App and web page records:
◆ ◆ ◆

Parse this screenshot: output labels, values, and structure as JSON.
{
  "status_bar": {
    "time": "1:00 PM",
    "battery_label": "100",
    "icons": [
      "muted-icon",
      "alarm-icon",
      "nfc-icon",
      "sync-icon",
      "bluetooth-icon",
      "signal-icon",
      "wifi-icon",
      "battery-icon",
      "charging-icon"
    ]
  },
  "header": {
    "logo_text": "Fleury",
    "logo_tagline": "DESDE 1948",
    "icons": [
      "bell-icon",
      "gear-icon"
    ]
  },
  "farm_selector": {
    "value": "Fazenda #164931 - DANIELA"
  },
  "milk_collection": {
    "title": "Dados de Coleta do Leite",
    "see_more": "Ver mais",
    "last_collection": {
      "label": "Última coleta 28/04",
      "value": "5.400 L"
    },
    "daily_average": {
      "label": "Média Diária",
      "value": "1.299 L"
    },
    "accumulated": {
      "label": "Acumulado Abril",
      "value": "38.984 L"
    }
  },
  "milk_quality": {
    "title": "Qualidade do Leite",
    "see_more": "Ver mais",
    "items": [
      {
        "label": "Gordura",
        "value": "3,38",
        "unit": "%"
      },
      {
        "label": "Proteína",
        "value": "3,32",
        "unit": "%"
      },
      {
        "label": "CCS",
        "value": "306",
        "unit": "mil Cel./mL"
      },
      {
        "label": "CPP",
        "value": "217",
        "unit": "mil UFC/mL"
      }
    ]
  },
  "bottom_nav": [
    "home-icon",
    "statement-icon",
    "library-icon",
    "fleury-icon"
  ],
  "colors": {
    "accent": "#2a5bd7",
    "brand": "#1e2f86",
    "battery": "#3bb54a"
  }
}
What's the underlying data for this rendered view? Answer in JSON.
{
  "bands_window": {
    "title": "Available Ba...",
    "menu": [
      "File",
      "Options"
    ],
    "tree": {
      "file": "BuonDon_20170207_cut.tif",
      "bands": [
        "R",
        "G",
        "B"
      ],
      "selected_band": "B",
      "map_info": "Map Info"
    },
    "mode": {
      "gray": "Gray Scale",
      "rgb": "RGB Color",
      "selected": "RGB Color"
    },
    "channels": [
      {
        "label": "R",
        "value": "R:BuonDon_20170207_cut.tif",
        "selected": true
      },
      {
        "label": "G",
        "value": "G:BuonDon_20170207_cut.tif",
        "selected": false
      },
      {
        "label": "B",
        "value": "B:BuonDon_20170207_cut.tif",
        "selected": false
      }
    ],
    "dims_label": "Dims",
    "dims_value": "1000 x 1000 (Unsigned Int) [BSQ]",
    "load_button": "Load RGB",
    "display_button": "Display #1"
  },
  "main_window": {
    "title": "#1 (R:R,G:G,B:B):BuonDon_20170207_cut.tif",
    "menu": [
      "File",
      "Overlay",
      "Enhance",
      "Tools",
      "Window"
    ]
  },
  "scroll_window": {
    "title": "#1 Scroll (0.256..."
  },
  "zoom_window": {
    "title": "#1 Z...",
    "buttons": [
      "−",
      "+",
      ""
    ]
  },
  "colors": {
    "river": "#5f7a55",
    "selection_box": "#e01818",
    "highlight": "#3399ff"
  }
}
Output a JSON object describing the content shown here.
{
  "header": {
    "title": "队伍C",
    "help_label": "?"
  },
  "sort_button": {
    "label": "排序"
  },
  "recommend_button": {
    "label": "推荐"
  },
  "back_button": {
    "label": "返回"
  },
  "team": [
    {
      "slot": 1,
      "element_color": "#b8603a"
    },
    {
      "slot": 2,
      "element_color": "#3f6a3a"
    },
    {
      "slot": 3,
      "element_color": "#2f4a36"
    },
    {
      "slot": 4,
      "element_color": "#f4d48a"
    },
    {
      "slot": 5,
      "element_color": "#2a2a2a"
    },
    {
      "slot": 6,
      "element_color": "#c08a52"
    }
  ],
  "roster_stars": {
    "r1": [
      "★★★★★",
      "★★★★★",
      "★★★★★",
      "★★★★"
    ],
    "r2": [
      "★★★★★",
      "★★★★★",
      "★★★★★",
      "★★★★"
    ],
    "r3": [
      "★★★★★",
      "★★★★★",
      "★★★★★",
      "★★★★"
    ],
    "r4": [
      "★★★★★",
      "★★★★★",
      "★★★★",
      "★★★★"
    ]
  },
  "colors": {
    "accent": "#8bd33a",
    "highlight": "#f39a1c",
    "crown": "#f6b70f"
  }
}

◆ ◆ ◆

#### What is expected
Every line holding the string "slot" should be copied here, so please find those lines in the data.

#### Written response
      "slot": 1,
      "slot": 2,
      "slot": 3,
      "slot": 4,
      "slot": 5,
      "slot": 6,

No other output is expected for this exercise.